§ Mr. R. McNEILL
I gather from what the right hon. Gentleman says that the Resolution is to confine the operations of the Bill during the two years. I do not see that in the Resolution at all. It is a permanent matter.
Would it be possible for the Government to take a substantial sum 832 of money in hand for two or three months and then come to the House with some sort of estimates, having inquired into the matter, and to give us come idea as to what the expenditure may be for the remaining period of the two years?
§ Mr. SHORTT
In reply to the hon. Member (Mr. McNeill) I may say that the powers given by this Bill cease in two years unless we come to Parliament for a renewal of the powers or for more extensive powers. Therefore, although it may not be worded so, the Resolution is for the purpose of those two years. I will deal with the point raised by the hon. Member (Mr. Doyle) later. Let me give an example-of the difficulty of making an estimate. One of the surest methods of reducing, to some extent, the enormous deficit on the railways at the present time would be the pooling of rolling stock.
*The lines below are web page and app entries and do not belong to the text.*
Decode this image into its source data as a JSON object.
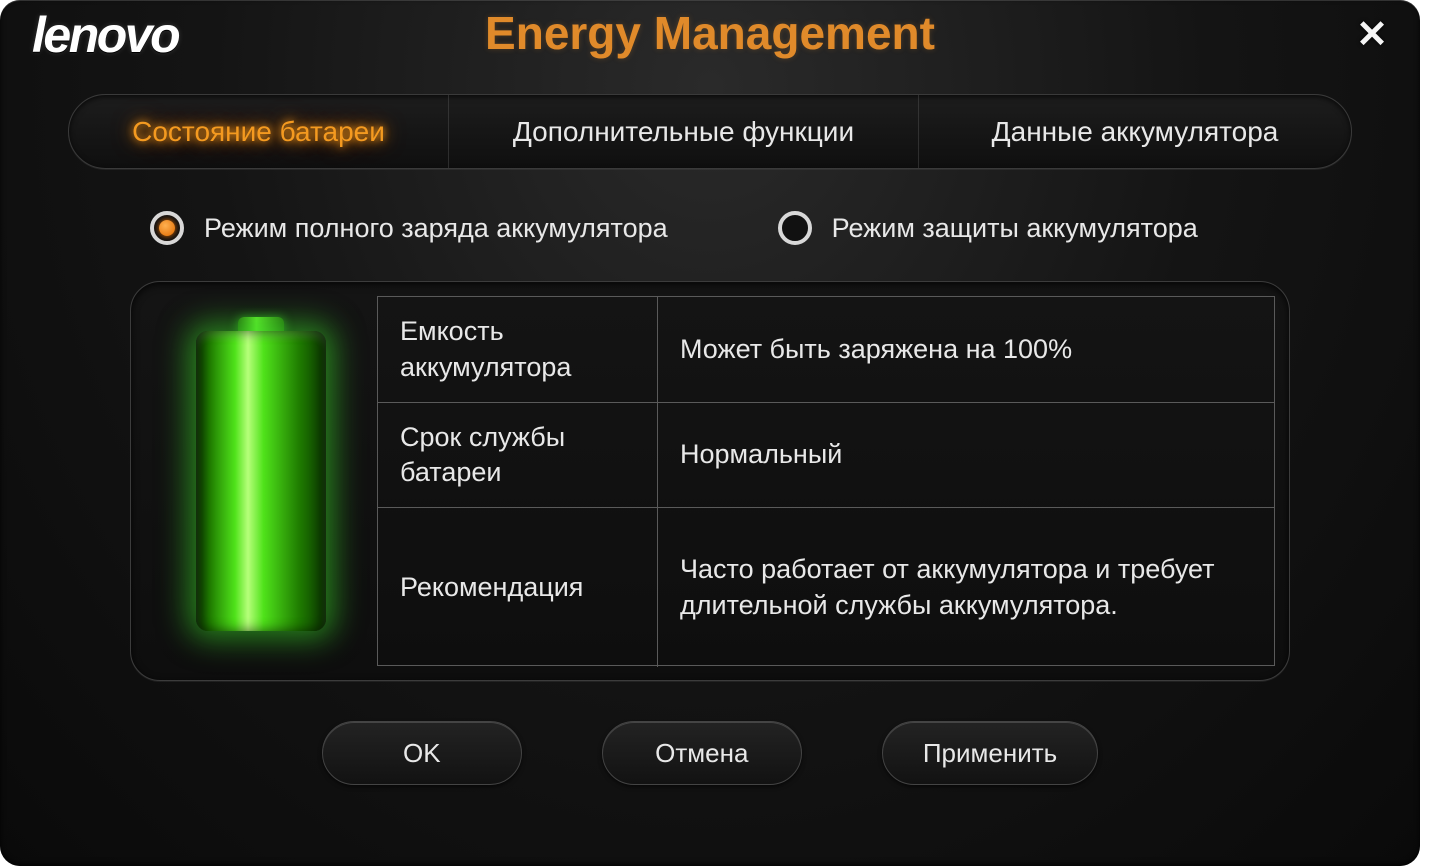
{
  "brand": "lenovo",
  "title": "Energy Management",
  "tabs": [
    {
      "label": "Состояние батареи",
      "active": true
    },
    {
      "label": "Дополнительные функции",
      "active": false
    },
    {
      "label": "Данные аккумулятора",
      "active": false
    }
  ],
  "modes": [
    {
      "label": "Режим полного заряда аккумулятора",
      "selected": true
    },
    {
      "label": "Режим защиты аккумулятора",
      "selected": false
    }
  ],
  "info": [
    {
      "key": "Емкость аккумулятора",
      "value": "Может быть заряжена на 100%"
    },
    {
      "key": "Срок службы батареи",
      "value": "Нормальный"
    },
    {
      "key": "Рекомендация",
      "value": "Часто работает от аккумулятора и требует длительной службы аккумулятора."
    }
  ],
  "buttons": {
    "ok": "OK",
    "cancel": "Отмена",
    "apply": "Применить"
  },
  "colors": {
    "accent": "#e08a2a",
    "battery": "#4fe21a"
  }
}
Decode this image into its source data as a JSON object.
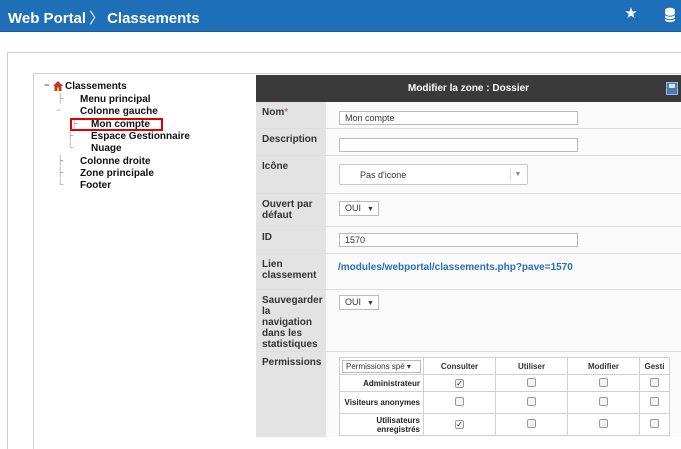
{
  "header": {
    "app": "Web Portal",
    "separator": "〉",
    "page": "Classements",
    "icons": [
      "star-icon",
      "database-icon"
    ]
  },
  "tree": {
    "root": "Classements",
    "items": [
      {
        "label": "Menu principal",
        "level": 1
      },
      {
        "label": "Colonne gauche",
        "level": 1
      },
      {
        "label": "Mon compte",
        "level": 2,
        "selected": true
      },
      {
        "label": "Espace Gestionnaire",
        "level": 2
      },
      {
        "label": "Nuage",
        "level": 2
      },
      {
        "label": "Colonne droite",
        "level": 1
      },
      {
        "label": "Zone principale",
        "level": 1
      },
      {
        "label": "Footer",
        "level": 1
      }
    ],
    "selected_color": "#e00000"
  },
  "form": {
    "title": "Modifier la zone : Dossier",
    "nom_label": "Nom",
    "required_mark": "*",
    "nom_value": "Mon compte",
    "description_label": "Description",
    "description_value": "",
    "icone_label": "Icône",
    "icone_value": "Pas d'icone",
    "ouvert_label": "Ouvert par défaut",
    "ouvert_value": "OUI",
    "id_label": "ID",
    "id_value": "1570",
    "lien_label": "Lien classement",
    "lien_value": "/modules/webportal/classements.php?pave=1570",
    "sauvegarder_label": "Sauvegarder la navigation dans les statistiques",
    "sauvegarder_value": "OUI",
    "permissions_label": "Permissions",
    "permissions_select": "Permissions spé",
    "permission_columns": [
      "Consulter",
      "Utiliser",
      "Modifier",
      "Gesti"
    ],
    "permission_rows": [
      {
        "label": "Administrateur",
        "values": [
          true,
          false,
          false,
          false
        ]
      },
      {
        "label": "Visiteurs anonymes",
        "values": [
          false,
          false,
          false,
          false
        ]
      },
      {
        "label": "Utilisateurs enregistrés",
        "values": [
          true,
          false,
          false,
          false
        ]
      }
    ],
    "accent": "#2670b8"
  },
  "colors": {
    "topbar": "#1f6fb8",
    "panel_header": "#3a3a3a",
    "label_bg": "#e3e3e3"
  }
}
The pooling of wagons is one of the-surest of measures for a very substantial economy. More than half the-railway wagons in this country to-day are privately owned, and as more than half the wagons have the right to lay on the-lines, the right to block the sidings, the right to be marshalled and shunted in such a way that they can be kept for their specific purpose, it is essential that the privately-owned wagons should come in the pool.
§ Whereupon the Gentleman Usher of the-Black Rod being come with a Message the CHAIRMAN left the Chair.
§ Mr. SPEAKER resumed the Chair.